◆ **Assigned task**:
Go through the data below and copy each line where the word "Formatvorlage" occurs.

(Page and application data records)
========================================================================
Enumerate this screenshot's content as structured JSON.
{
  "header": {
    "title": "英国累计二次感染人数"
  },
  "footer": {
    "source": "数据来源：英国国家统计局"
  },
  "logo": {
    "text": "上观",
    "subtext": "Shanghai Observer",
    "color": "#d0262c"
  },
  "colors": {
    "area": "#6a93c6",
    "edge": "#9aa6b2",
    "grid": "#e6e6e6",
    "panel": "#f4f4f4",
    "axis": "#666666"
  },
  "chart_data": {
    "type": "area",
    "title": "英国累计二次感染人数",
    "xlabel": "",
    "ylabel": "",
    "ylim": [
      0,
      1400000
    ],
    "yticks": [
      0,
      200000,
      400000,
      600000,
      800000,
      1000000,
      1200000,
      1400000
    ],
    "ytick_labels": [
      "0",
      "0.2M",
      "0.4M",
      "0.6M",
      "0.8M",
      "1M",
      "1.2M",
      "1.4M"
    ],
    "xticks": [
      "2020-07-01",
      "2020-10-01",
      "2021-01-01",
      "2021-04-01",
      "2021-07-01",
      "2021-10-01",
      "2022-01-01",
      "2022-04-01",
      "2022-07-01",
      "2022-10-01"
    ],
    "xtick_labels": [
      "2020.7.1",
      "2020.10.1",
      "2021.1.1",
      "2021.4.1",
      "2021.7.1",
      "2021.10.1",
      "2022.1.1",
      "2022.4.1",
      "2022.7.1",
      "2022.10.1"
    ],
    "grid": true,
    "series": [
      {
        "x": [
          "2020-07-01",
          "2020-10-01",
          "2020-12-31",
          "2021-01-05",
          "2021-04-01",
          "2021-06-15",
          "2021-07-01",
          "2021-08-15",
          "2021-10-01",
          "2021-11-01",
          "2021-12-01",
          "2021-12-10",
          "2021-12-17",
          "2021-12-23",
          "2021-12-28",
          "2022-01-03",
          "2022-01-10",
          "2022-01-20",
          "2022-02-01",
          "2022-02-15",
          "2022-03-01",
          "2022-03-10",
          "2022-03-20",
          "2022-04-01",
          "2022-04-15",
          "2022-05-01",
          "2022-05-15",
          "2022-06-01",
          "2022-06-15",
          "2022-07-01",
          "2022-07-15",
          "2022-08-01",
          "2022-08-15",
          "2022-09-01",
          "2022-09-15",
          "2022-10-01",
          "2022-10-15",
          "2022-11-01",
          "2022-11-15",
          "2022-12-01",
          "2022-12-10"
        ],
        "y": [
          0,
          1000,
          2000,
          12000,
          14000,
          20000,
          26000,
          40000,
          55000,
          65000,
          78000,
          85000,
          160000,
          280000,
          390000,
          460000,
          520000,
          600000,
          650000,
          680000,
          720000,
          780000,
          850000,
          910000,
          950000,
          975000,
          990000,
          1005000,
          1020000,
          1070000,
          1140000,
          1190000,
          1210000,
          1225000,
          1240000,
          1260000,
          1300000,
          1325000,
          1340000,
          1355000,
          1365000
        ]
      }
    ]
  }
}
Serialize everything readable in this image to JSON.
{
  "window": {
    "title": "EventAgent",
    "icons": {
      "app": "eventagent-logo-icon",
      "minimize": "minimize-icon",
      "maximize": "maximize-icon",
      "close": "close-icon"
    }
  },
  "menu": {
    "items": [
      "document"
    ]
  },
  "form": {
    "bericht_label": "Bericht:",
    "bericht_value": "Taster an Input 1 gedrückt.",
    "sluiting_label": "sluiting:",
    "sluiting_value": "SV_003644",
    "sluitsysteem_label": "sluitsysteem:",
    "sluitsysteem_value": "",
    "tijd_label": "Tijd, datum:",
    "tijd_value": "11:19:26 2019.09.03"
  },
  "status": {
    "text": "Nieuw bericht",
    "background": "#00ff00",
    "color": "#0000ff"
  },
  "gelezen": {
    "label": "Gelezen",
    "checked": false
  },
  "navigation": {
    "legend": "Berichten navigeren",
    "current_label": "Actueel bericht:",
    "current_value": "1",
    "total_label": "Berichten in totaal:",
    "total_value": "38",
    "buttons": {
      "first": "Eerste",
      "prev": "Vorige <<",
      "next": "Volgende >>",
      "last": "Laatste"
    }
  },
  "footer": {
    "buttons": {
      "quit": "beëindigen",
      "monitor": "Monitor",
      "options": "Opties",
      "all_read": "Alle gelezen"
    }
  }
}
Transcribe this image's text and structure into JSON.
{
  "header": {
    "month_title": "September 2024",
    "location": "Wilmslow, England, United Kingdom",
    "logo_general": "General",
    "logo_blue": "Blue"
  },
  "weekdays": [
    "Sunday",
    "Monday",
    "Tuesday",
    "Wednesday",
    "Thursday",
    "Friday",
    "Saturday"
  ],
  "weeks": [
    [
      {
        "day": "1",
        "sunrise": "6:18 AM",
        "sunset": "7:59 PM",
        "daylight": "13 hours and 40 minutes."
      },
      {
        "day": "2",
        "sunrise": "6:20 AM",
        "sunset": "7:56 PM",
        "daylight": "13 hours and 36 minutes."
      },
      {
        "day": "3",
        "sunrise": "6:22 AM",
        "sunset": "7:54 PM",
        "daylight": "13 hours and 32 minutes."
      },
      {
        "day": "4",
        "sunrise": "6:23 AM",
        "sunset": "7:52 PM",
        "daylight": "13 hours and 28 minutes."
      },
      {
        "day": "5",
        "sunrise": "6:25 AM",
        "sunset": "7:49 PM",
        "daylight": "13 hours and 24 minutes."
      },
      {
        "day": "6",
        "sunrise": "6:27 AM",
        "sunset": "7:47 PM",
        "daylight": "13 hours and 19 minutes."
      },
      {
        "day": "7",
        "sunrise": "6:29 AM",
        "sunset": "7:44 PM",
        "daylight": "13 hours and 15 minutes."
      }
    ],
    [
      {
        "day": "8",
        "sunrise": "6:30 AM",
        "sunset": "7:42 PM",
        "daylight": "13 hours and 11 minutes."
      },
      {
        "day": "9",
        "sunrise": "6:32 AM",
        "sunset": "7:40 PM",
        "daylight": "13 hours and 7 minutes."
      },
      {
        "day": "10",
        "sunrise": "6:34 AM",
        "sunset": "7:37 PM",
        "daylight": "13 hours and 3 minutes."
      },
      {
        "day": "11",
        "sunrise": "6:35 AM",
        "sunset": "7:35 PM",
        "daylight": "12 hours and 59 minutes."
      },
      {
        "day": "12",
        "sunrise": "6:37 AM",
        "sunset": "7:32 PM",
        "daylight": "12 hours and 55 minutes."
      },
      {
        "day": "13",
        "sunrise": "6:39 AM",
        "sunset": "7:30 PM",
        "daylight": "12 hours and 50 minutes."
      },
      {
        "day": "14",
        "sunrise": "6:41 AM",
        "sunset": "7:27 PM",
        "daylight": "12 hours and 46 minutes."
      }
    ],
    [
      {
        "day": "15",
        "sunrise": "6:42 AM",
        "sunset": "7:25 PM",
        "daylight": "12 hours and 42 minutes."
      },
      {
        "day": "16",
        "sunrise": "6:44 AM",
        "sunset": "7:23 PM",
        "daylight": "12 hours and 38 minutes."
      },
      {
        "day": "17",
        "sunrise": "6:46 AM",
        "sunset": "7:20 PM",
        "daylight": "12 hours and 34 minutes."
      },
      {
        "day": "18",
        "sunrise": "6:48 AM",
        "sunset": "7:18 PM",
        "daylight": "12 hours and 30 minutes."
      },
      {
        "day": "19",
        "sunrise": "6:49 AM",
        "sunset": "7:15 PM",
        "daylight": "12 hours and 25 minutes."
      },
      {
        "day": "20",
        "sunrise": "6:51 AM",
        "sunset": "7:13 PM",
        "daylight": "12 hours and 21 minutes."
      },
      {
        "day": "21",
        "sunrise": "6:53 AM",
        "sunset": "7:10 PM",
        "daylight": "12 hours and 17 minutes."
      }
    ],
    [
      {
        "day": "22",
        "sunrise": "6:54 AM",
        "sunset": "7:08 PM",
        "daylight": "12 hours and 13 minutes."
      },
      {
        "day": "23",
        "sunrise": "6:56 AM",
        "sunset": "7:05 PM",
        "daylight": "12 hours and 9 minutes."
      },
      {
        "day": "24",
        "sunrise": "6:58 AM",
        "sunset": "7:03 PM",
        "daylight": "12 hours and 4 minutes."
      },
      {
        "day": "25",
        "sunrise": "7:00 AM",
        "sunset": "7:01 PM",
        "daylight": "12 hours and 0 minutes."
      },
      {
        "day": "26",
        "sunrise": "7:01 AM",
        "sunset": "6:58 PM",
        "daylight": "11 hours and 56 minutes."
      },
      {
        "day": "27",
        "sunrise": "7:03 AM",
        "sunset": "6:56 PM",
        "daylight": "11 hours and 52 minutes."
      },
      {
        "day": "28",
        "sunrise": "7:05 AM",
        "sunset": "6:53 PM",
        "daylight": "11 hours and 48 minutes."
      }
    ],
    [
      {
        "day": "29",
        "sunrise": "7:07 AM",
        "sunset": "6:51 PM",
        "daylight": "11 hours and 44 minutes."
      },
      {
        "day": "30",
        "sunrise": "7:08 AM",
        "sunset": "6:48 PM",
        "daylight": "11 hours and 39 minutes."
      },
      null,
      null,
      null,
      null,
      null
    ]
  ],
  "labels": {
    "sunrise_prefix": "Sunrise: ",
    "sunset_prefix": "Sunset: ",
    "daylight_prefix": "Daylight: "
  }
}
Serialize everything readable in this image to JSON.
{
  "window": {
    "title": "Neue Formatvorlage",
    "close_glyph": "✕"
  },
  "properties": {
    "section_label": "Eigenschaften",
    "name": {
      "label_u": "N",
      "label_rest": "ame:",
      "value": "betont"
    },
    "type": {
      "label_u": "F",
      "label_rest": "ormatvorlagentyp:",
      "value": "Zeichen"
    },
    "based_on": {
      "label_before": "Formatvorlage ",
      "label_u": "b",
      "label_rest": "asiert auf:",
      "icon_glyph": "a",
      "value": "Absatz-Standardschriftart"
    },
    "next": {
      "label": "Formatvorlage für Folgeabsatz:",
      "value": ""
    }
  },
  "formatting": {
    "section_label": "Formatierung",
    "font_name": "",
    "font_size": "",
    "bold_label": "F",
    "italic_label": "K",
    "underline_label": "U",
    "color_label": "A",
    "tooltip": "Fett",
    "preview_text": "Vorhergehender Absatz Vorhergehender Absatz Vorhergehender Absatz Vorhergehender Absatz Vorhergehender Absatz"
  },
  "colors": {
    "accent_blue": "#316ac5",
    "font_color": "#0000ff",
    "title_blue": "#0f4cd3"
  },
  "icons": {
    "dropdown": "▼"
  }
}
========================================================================
◆ **Solution to this exercise**:
    "title": "Neue Formatvorlage",
      "label_before": "Formatvorlage ",
      "label": "Formatvorlage für Folgeabsatz:",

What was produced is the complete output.